Once you get designs back from the designer, make sure you're comfortable with the designs and then show your team your favorites. Oftentimes, your team may like your least favorite, so try not to show any you don’t like. Also try not to overwhelm them with too many options, or you’ll all be arguing over every single one!
No design is perfect. As much as we creative types hate to admit it, sometimes feedback from others helps. More times than you may care to confess (we feel the same way!), another pair of eyes with a different background than your own can add valuable ideas to the original design.
Let other people speak into your logo choice and brainstorm ideas for tweaks. That means asking other creatives within your church and others without a design background, too. If they have good notes for the designer, share them with him or her, but don’t forget to trust the designer’s experience too.
Make sure your church has all color modes (CMYK, RGB, Pantone) and file types (ai/
Looking for more tips on designing your church website, but feel like your site is all sorts of outta-whack? Download our eBook!
At the end of the project, take time to celebrate! All of the hard work is over! Don’t forget to take some time to mourn pieces of the logo you may have lost along the way, it’s completely normal to feel that way after working so hard.

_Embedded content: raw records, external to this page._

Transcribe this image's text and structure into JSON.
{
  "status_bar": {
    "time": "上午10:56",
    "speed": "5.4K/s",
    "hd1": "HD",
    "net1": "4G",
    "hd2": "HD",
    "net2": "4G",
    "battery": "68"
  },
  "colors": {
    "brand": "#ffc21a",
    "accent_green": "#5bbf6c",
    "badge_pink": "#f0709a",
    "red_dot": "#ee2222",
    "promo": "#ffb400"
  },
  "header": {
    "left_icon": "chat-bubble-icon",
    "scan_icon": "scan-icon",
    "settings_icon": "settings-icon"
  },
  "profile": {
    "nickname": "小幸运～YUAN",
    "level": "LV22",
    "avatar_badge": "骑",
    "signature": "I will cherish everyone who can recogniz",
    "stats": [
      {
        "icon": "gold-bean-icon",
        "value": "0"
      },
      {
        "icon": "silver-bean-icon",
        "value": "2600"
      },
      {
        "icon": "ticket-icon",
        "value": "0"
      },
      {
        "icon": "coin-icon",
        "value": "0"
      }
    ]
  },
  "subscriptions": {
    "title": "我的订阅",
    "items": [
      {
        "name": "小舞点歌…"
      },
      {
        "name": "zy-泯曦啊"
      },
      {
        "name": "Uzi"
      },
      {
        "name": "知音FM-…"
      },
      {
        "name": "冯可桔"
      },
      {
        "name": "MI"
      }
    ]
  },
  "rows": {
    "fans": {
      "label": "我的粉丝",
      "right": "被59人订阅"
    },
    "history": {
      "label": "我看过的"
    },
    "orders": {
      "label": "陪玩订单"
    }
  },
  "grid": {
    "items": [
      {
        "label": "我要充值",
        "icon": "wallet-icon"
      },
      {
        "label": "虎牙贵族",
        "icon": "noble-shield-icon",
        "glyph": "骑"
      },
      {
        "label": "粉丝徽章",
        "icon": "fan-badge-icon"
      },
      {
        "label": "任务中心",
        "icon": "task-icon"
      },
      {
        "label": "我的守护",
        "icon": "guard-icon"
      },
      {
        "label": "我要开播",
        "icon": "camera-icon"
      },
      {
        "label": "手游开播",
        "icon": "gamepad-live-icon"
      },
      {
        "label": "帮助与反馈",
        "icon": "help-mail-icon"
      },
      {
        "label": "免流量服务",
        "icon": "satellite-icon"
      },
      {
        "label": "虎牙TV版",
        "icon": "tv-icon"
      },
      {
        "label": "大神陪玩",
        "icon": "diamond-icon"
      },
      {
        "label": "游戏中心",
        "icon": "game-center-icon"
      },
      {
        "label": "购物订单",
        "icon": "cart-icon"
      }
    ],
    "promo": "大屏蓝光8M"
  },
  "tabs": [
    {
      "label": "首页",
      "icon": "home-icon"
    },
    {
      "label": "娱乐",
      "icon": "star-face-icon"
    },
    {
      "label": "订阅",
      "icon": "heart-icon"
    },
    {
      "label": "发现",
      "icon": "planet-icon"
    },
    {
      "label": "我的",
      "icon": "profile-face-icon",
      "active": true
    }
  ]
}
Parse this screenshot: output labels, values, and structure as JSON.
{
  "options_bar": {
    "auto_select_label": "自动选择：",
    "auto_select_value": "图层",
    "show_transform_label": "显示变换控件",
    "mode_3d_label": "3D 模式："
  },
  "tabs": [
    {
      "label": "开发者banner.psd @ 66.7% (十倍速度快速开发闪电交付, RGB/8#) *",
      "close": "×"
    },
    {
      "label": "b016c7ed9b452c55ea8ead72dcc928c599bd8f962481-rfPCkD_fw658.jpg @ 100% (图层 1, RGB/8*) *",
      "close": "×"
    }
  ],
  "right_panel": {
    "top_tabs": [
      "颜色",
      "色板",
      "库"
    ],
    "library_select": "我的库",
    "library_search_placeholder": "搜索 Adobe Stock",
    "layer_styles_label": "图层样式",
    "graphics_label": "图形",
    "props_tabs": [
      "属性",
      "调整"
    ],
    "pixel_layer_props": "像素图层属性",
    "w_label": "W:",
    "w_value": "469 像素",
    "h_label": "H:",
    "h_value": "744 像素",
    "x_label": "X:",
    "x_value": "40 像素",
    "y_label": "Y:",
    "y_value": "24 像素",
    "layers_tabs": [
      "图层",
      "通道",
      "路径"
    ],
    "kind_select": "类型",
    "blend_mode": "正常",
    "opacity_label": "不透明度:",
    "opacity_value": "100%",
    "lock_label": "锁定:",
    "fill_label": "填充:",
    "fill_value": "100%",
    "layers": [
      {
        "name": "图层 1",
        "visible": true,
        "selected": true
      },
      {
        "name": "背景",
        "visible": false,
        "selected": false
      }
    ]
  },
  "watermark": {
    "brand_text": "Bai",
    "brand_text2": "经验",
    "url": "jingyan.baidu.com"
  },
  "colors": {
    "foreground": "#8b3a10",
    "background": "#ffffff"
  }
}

The design team at Ekklesia 360 loves using icons to create a visual story, and we want to pass some of our unique ministry icons on to you—for free, and all the rights to them belong to you. But with 48 new icons, it can be overwhelming to think of how to use them.
From your Facebook page’s cover photo to your Christmas Eve posts, you’ll need some beautiful images to capture the spirit of the season. Let the hand-painted graphics shine as a great alternative to stock photos this year. (Remember: If you don't need the whole design kit, you can get standalone free Advent graphics here!)
Welcome your church website visitors with a warm, eye-catching display of your Christmas service times and locations. If it’s the first thing they see on your homepage rotator, they’ll remember how important it is to come together as a community at this time of year.
Your small groups and fundraising events bring a sense of closeness to your church as everyone mingles and wishes each other season’s blessings. So why not promote your events with some of the same Advent images you’re using throughout the rest of your communications this season? It just makes sense to use them on posters, online event listings, or local advertisements!
Accent important holiday newsletters with graphics that contain inspiring Bible verses and images. You’ll have a lot of eyes on your church communications during this busy season, so make sure they look inviting and engaging.
Incorporating imagery is a great way to make sermons stick in our minds. While your pastor is speaking (or when the sermon is displayed online), include some of the images that best illustrate the power and hope of that particular message or use the same background images for the text slides.
You want your service invitations to make their way into the hands of everyone around––the more, the merrier during Advent and Christmas celebrations. Use some of these images on those invitations to give guests a sneak peek at the loving, beautiful environment you’re creating for the actual services. This will also help new visitors to feel slightly more comfortable by seeing a familiar graphic.
You’ve got information for your members even before the services begin. This is a perfect place to include some of these graphics! For example, include a listing of all of the upcoming week’s events for everyone to see as they fill up your space. This can help boost awareness and attendance of some of your Advent events.